As violence continues to escalate in Cote d’Ivoire, international markets have responded by driving cocoa futures to their highest price in 32 years — $3,586 per metric ton for May delivery.
EU and U.S. sanctions imposed in the aftermath of the disputed November 28th, 2010 election currently forbid companies from conducting business with entities linked to the regime of the intransigent incumbent Laurent Gbabgo.
This includes critical actors in the cocoa industry such as the cocoa regulators and the ports of San Pedro and Abidjan.
On top of these sanctions, President Outtara has attempted to starve his rival of approximately one billion dollars in tax revenue by issuing, and then extending, a ban on cocoa exports.
Taken together, the targeted sanctions and the export ban constitute a virtual embargo on Ivorian cocoa.
The recent extension of the export ban comes at a moment when cocoa shipments from Côte d’Ivoire have all but dried up.
Major cocoa purchasers such as Cargill, ADM, and Barry Callebaut, have either dramatically scaled down operations or stopped exporting completely.
This means that approximately 25 percent of the Ivorian cocoa crop, equivalent to 10 percent of the world’s cocoa crop, is piling up in humid Ivorian warehouses.
Recent estimates suggest that 300,000 tons of cocoa have been stockpiled up-country and an additional 100,000 tons, at the ports.
Ivoirian cocoa is produced in large part by small holder farmers who do not have the funds for proper warehousing, and industry stakeholders fear that the remaining crop will soon spoil if the sanctions remain in place.
Recently less than 5,000 tons of cocoa has been arriving per week at Ivorian ports from farms in the interior, and even that meager flow will likely dry up completely as Ivorian banks shut down operations.

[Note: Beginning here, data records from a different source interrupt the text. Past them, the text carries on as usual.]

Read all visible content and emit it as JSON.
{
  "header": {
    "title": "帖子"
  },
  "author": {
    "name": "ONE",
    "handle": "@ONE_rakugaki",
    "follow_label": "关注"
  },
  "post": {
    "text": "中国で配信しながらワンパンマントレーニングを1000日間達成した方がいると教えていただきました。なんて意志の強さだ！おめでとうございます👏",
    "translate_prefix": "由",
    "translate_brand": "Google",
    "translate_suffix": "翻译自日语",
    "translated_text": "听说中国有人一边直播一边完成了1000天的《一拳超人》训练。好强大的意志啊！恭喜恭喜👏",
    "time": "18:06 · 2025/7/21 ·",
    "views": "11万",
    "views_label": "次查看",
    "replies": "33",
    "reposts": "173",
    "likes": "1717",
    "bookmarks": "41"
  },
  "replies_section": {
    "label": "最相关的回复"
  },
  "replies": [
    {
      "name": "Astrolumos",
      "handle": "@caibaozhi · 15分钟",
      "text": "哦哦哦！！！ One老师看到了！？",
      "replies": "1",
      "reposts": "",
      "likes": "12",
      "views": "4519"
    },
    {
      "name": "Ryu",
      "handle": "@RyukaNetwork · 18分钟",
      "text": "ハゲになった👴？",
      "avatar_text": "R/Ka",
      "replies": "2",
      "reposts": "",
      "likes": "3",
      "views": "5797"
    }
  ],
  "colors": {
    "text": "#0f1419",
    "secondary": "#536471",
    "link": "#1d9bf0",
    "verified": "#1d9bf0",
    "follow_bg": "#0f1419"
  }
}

Predictably, the export ban and subsequent banking crisis have exacerbated social tensions in Côte d’Ivoire.
Approximately seven million Ivoirians rely on the cocoa industry for their livelihood. Already thousands of Ivorian farmers have symbolically burned portions of their crop to protest the embargo.

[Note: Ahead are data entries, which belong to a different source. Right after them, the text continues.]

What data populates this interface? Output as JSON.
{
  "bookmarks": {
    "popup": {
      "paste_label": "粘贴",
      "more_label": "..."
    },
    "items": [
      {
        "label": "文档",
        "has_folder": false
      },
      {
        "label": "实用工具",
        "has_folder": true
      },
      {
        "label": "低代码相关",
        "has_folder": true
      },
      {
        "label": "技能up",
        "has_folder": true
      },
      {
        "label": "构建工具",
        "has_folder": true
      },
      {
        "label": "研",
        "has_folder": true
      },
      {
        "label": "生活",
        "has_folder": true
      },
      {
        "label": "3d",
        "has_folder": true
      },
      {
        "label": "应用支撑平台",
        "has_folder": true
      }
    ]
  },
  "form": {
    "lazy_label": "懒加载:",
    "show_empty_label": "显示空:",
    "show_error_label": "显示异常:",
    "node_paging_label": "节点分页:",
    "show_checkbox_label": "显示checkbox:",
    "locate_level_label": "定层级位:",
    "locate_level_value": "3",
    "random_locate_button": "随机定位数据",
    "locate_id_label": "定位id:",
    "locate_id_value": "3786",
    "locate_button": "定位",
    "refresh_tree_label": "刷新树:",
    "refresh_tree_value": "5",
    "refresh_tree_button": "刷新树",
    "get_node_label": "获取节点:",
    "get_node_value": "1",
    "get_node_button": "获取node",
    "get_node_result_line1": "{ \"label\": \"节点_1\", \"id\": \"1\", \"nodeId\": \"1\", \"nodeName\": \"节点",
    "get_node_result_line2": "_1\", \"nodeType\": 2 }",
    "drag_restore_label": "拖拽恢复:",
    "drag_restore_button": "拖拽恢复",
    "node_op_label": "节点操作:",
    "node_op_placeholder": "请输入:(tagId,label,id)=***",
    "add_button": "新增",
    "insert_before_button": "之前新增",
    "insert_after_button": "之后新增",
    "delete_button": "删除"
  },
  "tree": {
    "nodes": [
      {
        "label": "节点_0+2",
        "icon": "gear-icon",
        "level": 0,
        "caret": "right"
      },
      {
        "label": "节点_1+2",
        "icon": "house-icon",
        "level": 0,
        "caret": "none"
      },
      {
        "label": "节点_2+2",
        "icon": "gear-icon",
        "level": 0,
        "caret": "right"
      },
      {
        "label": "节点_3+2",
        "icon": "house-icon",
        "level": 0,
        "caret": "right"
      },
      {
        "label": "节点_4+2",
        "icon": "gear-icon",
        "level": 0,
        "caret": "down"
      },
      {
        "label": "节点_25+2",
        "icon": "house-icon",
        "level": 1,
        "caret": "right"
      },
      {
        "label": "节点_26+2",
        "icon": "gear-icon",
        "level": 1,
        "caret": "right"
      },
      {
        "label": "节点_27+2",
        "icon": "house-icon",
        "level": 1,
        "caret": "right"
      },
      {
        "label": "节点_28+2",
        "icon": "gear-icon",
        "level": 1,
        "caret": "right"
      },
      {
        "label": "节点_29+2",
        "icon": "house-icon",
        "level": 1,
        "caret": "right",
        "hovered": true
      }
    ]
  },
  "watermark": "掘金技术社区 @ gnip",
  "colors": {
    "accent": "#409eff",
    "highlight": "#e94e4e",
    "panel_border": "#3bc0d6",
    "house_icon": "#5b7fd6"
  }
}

The crisis in Côte d’Ivoire will likely reshape the cocoa industry in ways that even the 2002-2004 civil war did not.
The recent sanctions crippling the Ivorian industry have led to a dramatic upsurge in cocoa being smuggled through Ghana: since the October harvest in Côte d’Ivoire, around 100,000 tons of Ivorian cocoa have left West Africa through Ghana.

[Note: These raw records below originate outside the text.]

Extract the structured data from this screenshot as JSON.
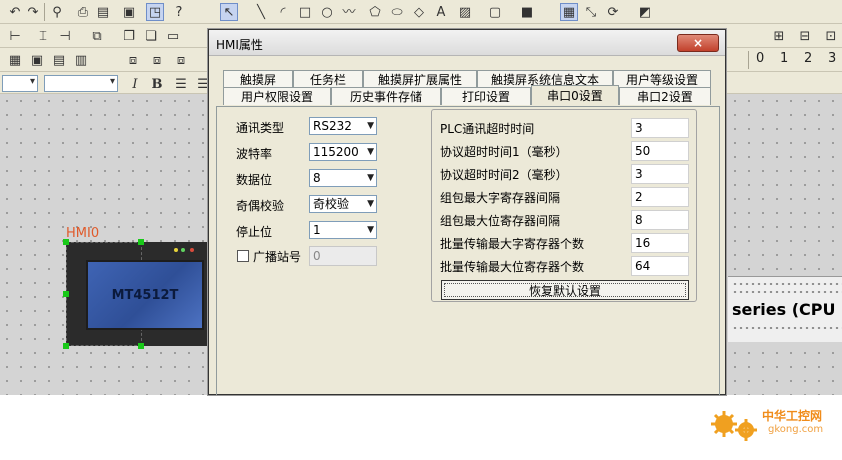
{
  "toolbar": {
    "row3_numbers": [
      "0",
      "1",
      "2",
      "3"
    ]
  },
  "canvas": {
    "hmi_name": "HMI0",
    "hmi_model": "MT4512T",
    "plc_label": "series (CPU P"
  },
  "dialog": {
    "title": "HMI属性",
    "close_label": "×",
    "tabs_row1": [
      "触摸屏",
      "任务栏",
      "触摸屏扩展属性",
      "触摸屏系统信息文本",
      "用户等级设置"
    ],
    "tabs_row2": [
      "用户权限设置",
      "历史事件存储",
      "打印设置",
      "串口0设置",
      "串口2设置"
    ],
    "active_tab": "串口0设置",
    "fields": {
      "comm_type": {
        "label": "通讯类型",
        "value": "RS232"
      },
      "baud_rate": {
        "label": "波特率",
        "value": "115200"
      },
      "data_bits": {
        "label": "数据位",
        "value": "8"
      },
      "parity": {
        "label": "奇偶校验",
        "value": "奇校验"
      },
      "stop_bits": {
        "label": "停止位",
        "value": "1"
      },
      "broadcast": {
        "label": "广播站号",
        "value": "0",
        "checked": false
      }
    },
    "timeouts": [
      {
        "label": "PLC通讯超时时间",
        "value": "3"
      },
      {
        "label": "协议超时时间1（毫秒）",
        "value": "50"
      },
      {
        "label": "协议超时时间2（毫秒）",
        "value": "3"
      },
      {
        "label": "组包最大字寄存器间隔",
        "value": "2"
      },
      {
        "label": "组包最大位寄存器间隔",
        "value": "8"
      },
      {
        "label": "批量传输最大字寄存器个数",
        "value": "16"
      },
      {
        "label": "批量传输最大位寄存器个数",
        "value": "64"
      }
    ],
    "restore_label": "恢复默认设置"
  },
  "watermark": {
    "title": "中华工控网",
    "url": "gkong.com"
  },
  "colors": {
    "hmi_label": "#e05a2a",
    "selection_handle": "#19c919",
    "close_button": "#c2412c",
    "watermark": "#f08c1a"
  }
}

The two countries share a 668 km border that runs through the middle of the most productive cocoa regions in both countries.
The Ghanaian government, which fixes the price for cocoa beans, has amplified this trend by raising the price paid to Ghanaian farmers by about 30 percent.
The Ivorian crisis also coincided with a natural increase in Ghanaian production capacity due to better use of pesticides and fertilizers.
This turbulence in the West African cocoa market comes at a time when experts predict a steady increase in demand for cocoa due to the emergence of consumers in India and China. During 2009-10, demand outstripped supply by 82,000 metric tons, according to the International Cocoa Organization.
Volatility in this market will continue, buoyed by uncertainty over the deteriorating quality of the cocoa stockpiling in Ivorian warehouses, and the threat of a price collapse as soon as a solution to the Ivoirian political crisis appears on the horizon.
In the two weeks between October 11 and October 31, 2002, when both sides discussed a truce in the Ivorian civil war, Cocoa prices sank from $2,405 to $2,040 per ton.
The banking crisis precipitated by the political instability and cocoa embargo is the final factor in prolonging the reining instability.
The consensus among analysts is that Mr. Gbagbo needs between $100-150 million per month to pay the military and essential civil service personnel.
His signature is no longer valid at the Regional Central Bank that prints Côte d’Ivoire’s currency, and Côte D’Ivoire missed $30 million in interest payments at the end of January.
Soon Mr. Gbagbo’s financial position will become untenable.